Exercise instructions
Find the lines of the data below that include "name". Report their number only.

Exercise input
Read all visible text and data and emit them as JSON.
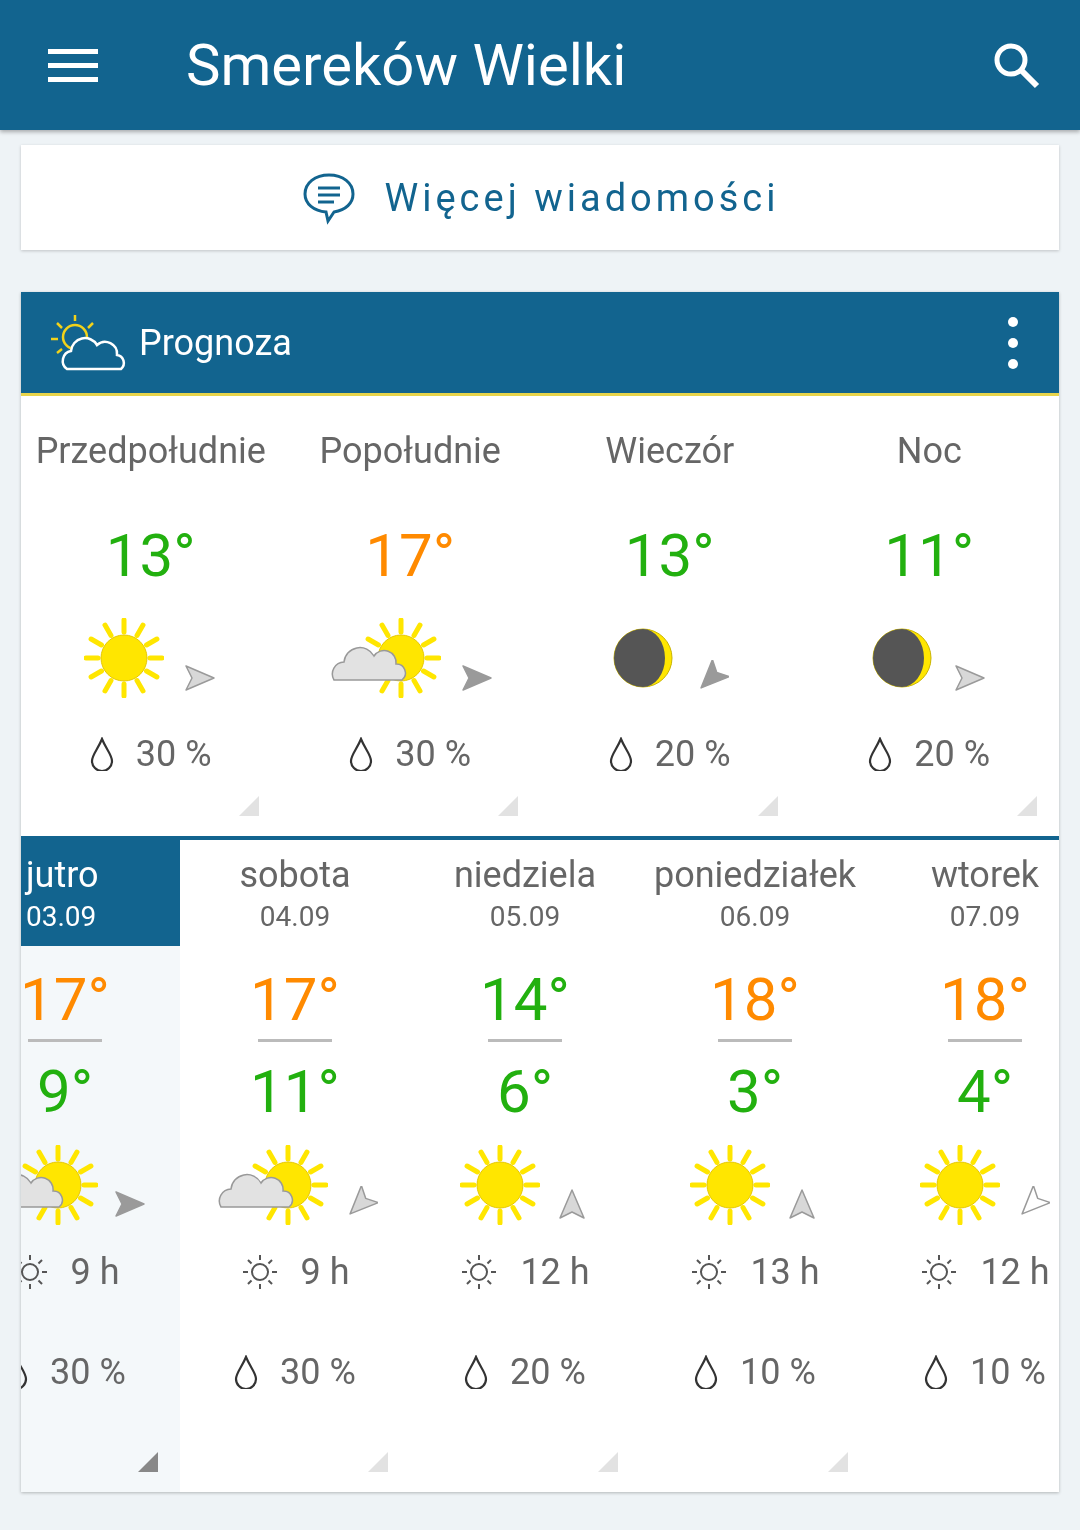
{
  "app_bar": {
    "title": "Smereków Wielki"
  },
  "news_card": {
    "label": "Więcej wiadomości"
  },
  "forecast": {
    "title": "Prognoza",
    "periods": [
      {
        "label": "Przedpołudnie",
        "temp": "13°",
        "color": "#22b00f",
        "precip": "30 %"
      },
      {
        "label": "Popołudnie",
        "temp": "17°",
        "color": "#ff8a00",
        "precip": "30 %"
      },
      {
        "label": "Wieczór",
        "temp": "13°",
        "color": "#22b00f",
        "precip": "20 %"
      },
      {
        "label": "Noc",
        "temp": "11°",
        "color": "#22b00f",
        "precip": "20 %"
      }
    ],
    "days": [
      {
        "name": "jutro",
        "date": "03.09",
        "selected": true,
        "max": "17°",
        "color": "#ff8a00",
        "min": "9°",
        "sun": "9 h",
        "precip": "30 %"
      },
      {
        "name": "sobota",
        "date": "04.09",
        "selected": false,
        "max": "17°",
        "color": "#ff8a00",
        "min": "11°",
        "sun": "9 h",
        "precip": "30 %"
      },
      {
        "name": "niedziela",
        "date": "05.09",
        "selected": false,
        "max": "14°",
        "color": "#22b00f",
        "min": "6°",
        "sun": "12 h",
        "precip": "20 %"
      },
      {
        "name": "poniedziałek",
        "date": "06.09",
        "selected": false,
        "max": "18°",
        "color": "#ff8a00",
        "min": "3°",
        "sun": "13 h",
        "precip": "10 %"
      },
      {
        "name": "wtorek",
        "date": "07.09",
        "selected": false,
        "max": "18°",
        "color": "#ff8a00",
        "min": "4°",
        "sun": "12 h",
        "precip": "10 %"
      }
    ]
  }
}
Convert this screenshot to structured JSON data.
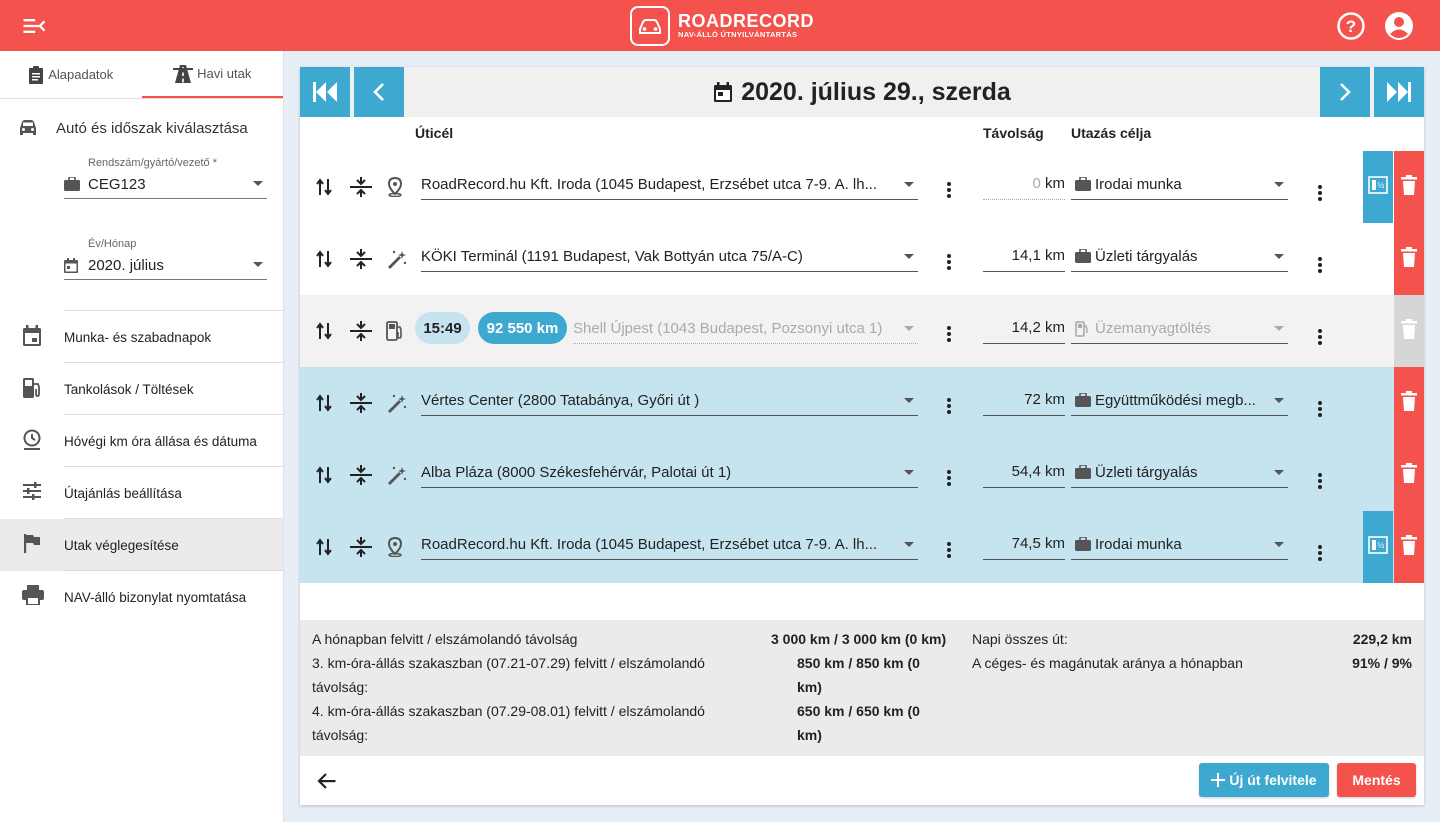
{
  "header": {
    "logo_title": "ROADRECORD",
    "logo_subtitle": "NAV-ÁLLÓ ÚTNYILVÁNTARTÁS"
  },
  "sidebar": {
    "tabs": [
      {
        "label": "Alapadatok",
        "icon": "clipboard-icon",
        "active": false
      },
      {
        "label": "Havi utak",
        "icon": "road-icon",
        "active": true
      }
    ],
    "section_title": "Autó és időszak kiválasztása",
    "vehicle_field": {
      "label": "Rendszám/gyártó/vezető *",
      "value": "CEG123"
    },
    "period_field": {
      "label": "Év/Hónap",
      "value": "2020. július"
    },
    "items": [
      {
        "label": "Munka- és szabadnapok",
        "icon": "calendar-icon"
      },
      {
        "label": "Tankolások / Töltések",
        "icon": "fuel-pump-icon"
      },
      {
        "label": "Hóvégi km óra állása és dátuma",
        "icon": "clock-icon"
      },
      {
        "label": "Útajánlás beállítása",
        "icon": "tune-icon"
      },
      {
        "label": "Utak véglegesítése",
        "icon": "flag-icon",
        "selected": true
      },
      {
        "label": "NAV-álló bizonylat nyomtatása",
        "icon": "printer-icon"
      }
    ]
  },
  "main": {
    "date_title": "2020. július 29., szerda",
    "columns": {
      "destination": "Úticél",
      "distance": "Távolság",
      "purpose": "Utazás célja"
    },
    "trips": [
      {
        "destination": "RoadRecord.hu Kft. Iroda (1045 Budapest, Erzsébet utca 7-9. A. lh...",
        "distance": "0",
        "unit": "km",
        "purpose": "Irodai munka",
        "type_icon": "location-pin-icon",
        "row_style": "white",
        "has_odometer": true,
        "delete_active": true
      },
      {
        "destination": "KÖKI Terminál (1191 Budapest, Vak Bottyán utca 75/A-C)",
        "distance": "14,1",
        "unit": "km",
        "purpose": "Üzleti tárgyalás",
        "type_icon": "magic-wand-icon",
        "row_style": "white",
        "has_odometer": false,
        "delete_active": true
      },
      {
        "destination": "Shell Újpest (1043 Budapest, Pozsonyi utca 1)",
        "distance": "14,2",
        "unit": "km",
        "purpose": "Üzemanyagtöltés",
        "type_icon": "fuel-pump-icon",
        "row_style": "grey",
        "has_odometer": false,
        "delete_active": false,
        "time_chip": "15:49",
        "odometer_chip": "92 550 km"
      },
      {
        "destination": "Vértes Center (2800 Tatabánya, Győri út )",
        "distance": "72",
        "unit": "km",
        "purpose": "Együttműködési megb...",
        "type_icon": "magic-wand-icon",
        "row_style": "blue",
        "has_odometer": false,
        "delete_active": true
      },
      {
        "destination": "Alba Pláza (8000 Székesfehérvár, Palotai út 1)",
        "distance": "54,4",
        "unit": "km",
        "purpose": "Üzleti tárgyalás",
        "type_icon": "magic-wand-icon",
        "row_style": "blue",
        "has_odometer": false,
        "delete_active": true
      },
      {
        "destination": "RoadRecord.hu Kft. Iroda (1045 Budapest, Erzsébet utca 7-9. A. lh...",
        "distance": "74,5",
        "unit": "km",
        "purpose": "Irodai munka",
        "type_icon": "location-pin-icon",
        "row_style": "blue",
        "has_odometer": true,
        "delete_active": true
      }
    ],
    "summary": {
      "left": [
        {
          "label": "A hónapban felvitt / elszámolandó távolság",
          "value": "3 000 km / 3 000 km (0 km)"
        },
        {
          "label_line1": "3. km-óra-állás szakaszban (07.21-07.29) felvitt / elszámolandó",
          "label_line2": "távolság:",
          "value_line1": "850 km / 850 km (0",
          "value_line2": "km)"
        },
        {
          "label_line1": "4. km-óra-állás szakaszban (07.29-08.01) felvitt / elszámolandó",
          "label_line2": "távolság:",
          "value_line1": "650 km / 650 km (0",
          "value_line2": "km)"
        }
      ],
      "right": [
        {
          "label": "Napi összes út:",
          "value": "229,2 km"
        },
        {
          "label": "A céges- és magánutak aránya a hónapban",
          "value": "91% / 9%"
        }
      ]
    },
    "buttons": {
      "new_trip": "Új út felvitele",
      "save": "Mentés"
    }
  },
  "colors": {
    "brand_red": "#f4524d",
    "accent_blue": "#3ea9d0",
    "row_blue": "#c6e4ef",
    "save_red": "#f4524d"
  }
}
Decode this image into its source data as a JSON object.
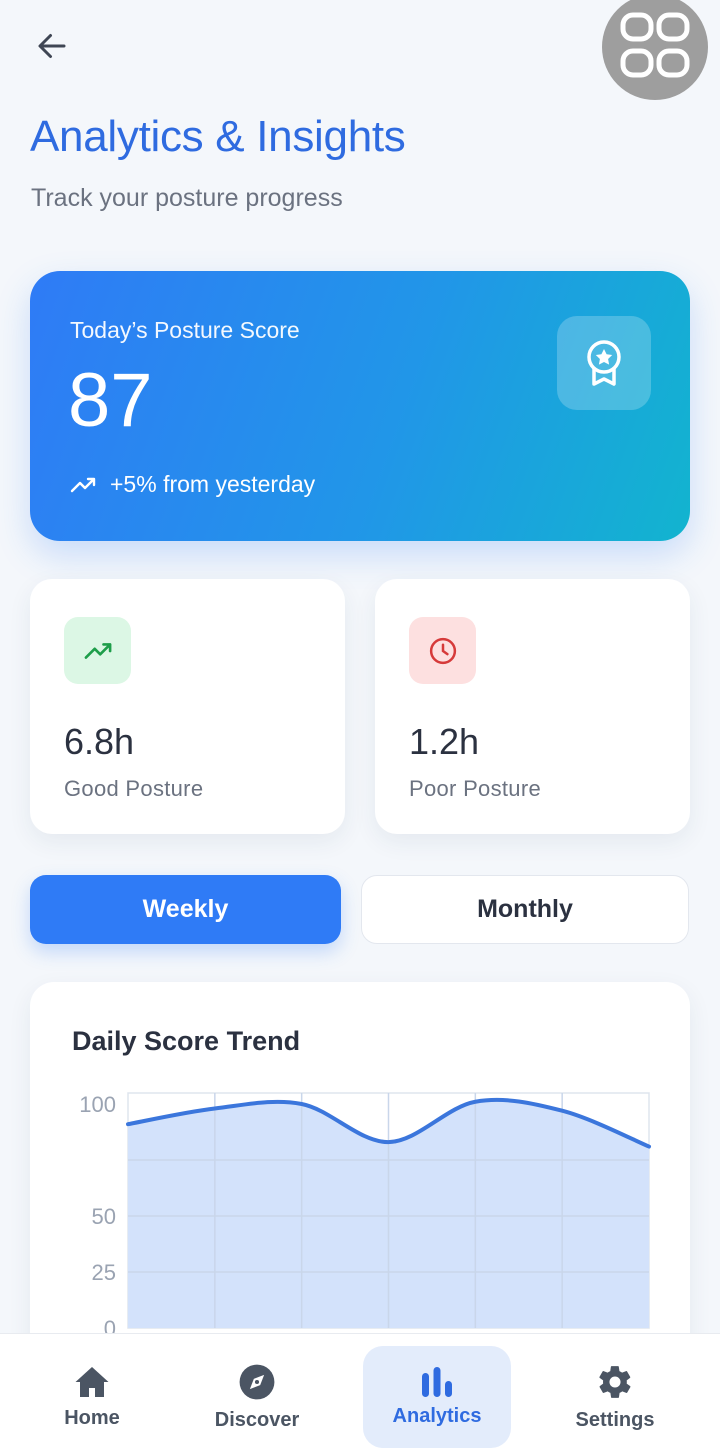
{
  "header": {
    "title": "Analytics & Insights",
    "subtitle": "Track your posture progress"
  },
  "score_card": {
    "label": "Today’s Posture Score",
    "value": "87",
    "change": "+5% from yesterday",
    "badge_icon": "award-icon",
    "change_icon": "trending-up-icon"
  },
  "stats": [
    {
      "value": "6.8h",
      "label": "Good Posture",
      "icon": "trending-up-icon",
      "accent": "#1e9e4a",
      "accent_bg": "#dcf7e5"
    },
    {
      "value": "1.2h",
      "label": "Poor Posture",
      "icon": "clock-icon",
      "accent": "#d63a3a",
      "accent_bg": "#fde0e0"
    }
  ],
  "tabs": {
    "weekly": "Weekly",
    "monthly": "Monthly",
    "selected": "Weekly"
  },
  "chart": {
    "title": "Daily Score Trend"
  },
  "chart_data": {
    "type": "area",
    "title": "Daily Score Trend",
    "xlabel": "",
    "ylabel": "",
    "x": [
      0,
      1,
      2,
      3,
      4,
      5,
      6
    ],
    "series": [
      {
        "values": [
          91,
          98,
          100,
          83,
          101,
          97,
          81
        ]
      }
    ],
    "yticks": [
      0,
      25,
      50,
      100
    ],
    "ylim": [
      0,
      100
    ],
    "grid": true,
    "line_color": "#3b76dc",
    "fill_color": "#d3e2fb"
  },
  "nav": {
    "items": [
      {
        "label": "Home",
        "icon": "home-icon"
      },
      {
        "label": "Discover",
        "icon": "compass-icon"
      },
      {
        "label": "Analytics",
        "icon": "bar-chart-icon"
      },
      {
        "label": "Settings",
        "icon": "gear-icon"
      }
    ],
    "active": "Analytics"
  },
  "colors": {
    "primary": "#2f7bf6",
    "title_blue": "#2f6be0",
    "background": "#f4f7fb"
  }
}
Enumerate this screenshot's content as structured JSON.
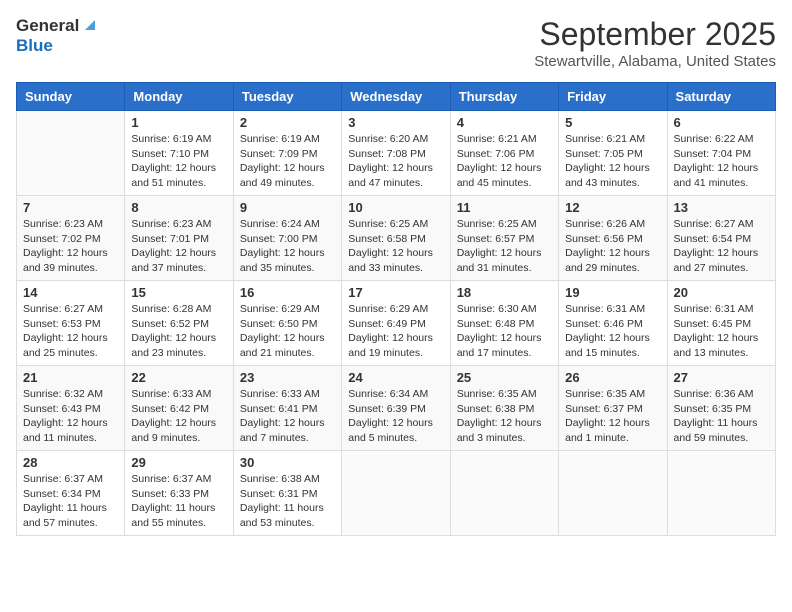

Solution to this problem
5